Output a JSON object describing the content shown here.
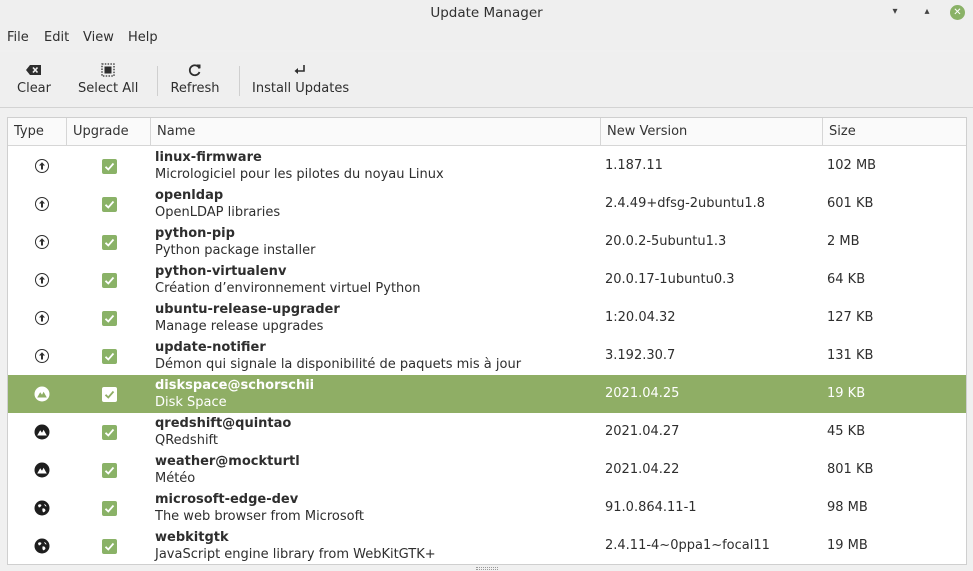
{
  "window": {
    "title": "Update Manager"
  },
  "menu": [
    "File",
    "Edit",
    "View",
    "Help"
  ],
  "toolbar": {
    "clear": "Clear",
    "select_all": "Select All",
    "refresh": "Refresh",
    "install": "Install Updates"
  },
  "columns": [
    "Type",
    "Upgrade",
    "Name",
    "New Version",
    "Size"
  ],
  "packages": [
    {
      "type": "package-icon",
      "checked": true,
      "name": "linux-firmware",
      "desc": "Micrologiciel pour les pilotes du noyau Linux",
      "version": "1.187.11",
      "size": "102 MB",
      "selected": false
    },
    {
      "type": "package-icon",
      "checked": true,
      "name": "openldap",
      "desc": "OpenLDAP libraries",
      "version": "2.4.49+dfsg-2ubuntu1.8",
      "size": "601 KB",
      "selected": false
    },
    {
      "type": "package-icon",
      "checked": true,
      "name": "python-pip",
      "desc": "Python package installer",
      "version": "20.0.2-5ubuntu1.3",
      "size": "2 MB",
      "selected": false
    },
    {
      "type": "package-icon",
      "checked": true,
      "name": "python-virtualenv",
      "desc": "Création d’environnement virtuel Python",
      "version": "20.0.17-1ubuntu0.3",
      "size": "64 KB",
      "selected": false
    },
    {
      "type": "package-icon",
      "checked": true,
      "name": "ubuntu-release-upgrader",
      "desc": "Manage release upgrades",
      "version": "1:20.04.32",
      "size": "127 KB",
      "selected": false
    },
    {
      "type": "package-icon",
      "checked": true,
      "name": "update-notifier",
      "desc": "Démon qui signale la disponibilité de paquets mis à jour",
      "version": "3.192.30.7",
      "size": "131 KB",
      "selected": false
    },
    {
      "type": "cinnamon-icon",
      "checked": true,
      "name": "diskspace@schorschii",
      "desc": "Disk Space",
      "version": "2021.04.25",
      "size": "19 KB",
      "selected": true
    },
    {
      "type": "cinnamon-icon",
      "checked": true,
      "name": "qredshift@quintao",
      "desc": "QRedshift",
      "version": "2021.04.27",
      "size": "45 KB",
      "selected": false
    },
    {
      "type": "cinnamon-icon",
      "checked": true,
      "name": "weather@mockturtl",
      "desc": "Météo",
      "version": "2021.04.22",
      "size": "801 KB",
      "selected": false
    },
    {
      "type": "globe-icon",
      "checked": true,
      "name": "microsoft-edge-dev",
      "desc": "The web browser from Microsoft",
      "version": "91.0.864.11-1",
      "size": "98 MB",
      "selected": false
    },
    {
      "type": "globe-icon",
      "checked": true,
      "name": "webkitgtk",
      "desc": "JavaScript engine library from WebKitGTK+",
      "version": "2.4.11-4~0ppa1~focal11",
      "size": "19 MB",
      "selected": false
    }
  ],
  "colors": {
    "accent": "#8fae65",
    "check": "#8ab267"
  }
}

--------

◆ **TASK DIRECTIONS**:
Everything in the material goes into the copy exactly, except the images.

◆ **ANSWER**:
Output a JSON object describing the content shown here.
{
  "window": {
    "title": "Update Manager"
  },
  "menu": [
    "File",
    "Edit",
    "View",
    "Help"
  ],
  "toolbar": {
    "clear": "Clear",
    "select_all": "Select All",
    "refresh": "Refresh",
    "install": "Install Updates"
  },
  "columns": [
    "Type",
    "Upgrade",
    "Name",
    "New Version",
    "Size"
  ],
  "packages": [
    {
      "type": "package-icon",
      "checked": true,
      "name": "linux-firmware",
      "desc": "Micrologiciel pour les pilotes du noyau Linux",
      "version": "1.187.11",
      "size": "102 MB",
      "selected": false
    },
    {
      "type": "package-icon",
      "checked": true,
      "name": "openldap",
      "desc": "OpenLDAP libraries",
      "version": "2.4.49+dfsg-2ubuntu1.8",
      "size": "601 KB",
      "selected": false
    },
    {
      "type": "package-icon",
      "checked": true,
      "name": "python-pip",
      "desc": "Python package installer",
      "version": "20.0.2-5ubuntu1.3",
      "size": "2 MB",
      "selected": false
    },
    {
      "type": "package-icon",
      "checked": true,
      "name": "python-virtualenv",
      "desc": "Création d’environnement virtuel Python",
      "version": "20.0.17-1ubuntu0.3",
      "size": "64 KB",
      "selected": false
    },
    {
      "type": "package-icon",
      "checked": true,
      "name": "ubuntu-release-upgrader",
      "desc": "Manage release upgrades",
      "version": "1:20.04.32",
      "size": "127 KB",
      "selected": false
    },
    {
      "type": "package-icon",
      "checked": true,
      "name": "update-notifier",
      "desc": "Démon qui signale la disponibilité de paquets mis à jour",
      "version": "3.192.30.7",
      "size": "131 KB",
      "selected": false
    },
    {
      "type": "cinnamon-icon",
      "checked": true,
      "name": "diskspace@schorschii",
      "desc": "Disk Space",
      "version": "2021.04.25",
      "size": "19 KB",
      "selected": true
    },
    {
      "type": "cinnamon-icon",
      "checked": true,
      "name": "qredshift@quintao",
      "desc": "QRedshift",
      "version": "2021.04.27",
      "size": "45 KB",
      "selected": false
    },
    {
      "type": "cinnamon-icon",
      "checked": true,
      "name": "weather@mockturtl",
      "desc": "Météo",
      "version": "2021.04.22",
      "size": "801 KB",
      "selected": false
    },
    {
      "type": "globe-icon",
      "checked": true,
      "name": "microsoft-edge-dev",
      "desc": "The web browser from Microsoft",
      "version": "91.0.864.11-1",
      "size": "98 MB",
      "selected": false
    },
    {
      "type": "globe-icon",
      "checked": true,
      "name": "webkitgtk",
      "desc": "JavaScript engine library from WebKitGTK+",
      "version": "2.4.11-4~0ppa1~focal11",
      "size": "19 MB",
      "selected": false
    }
  ],
  "colors": {
    "accent": "#8fae65",
    "check": "#8ab267"
  }
}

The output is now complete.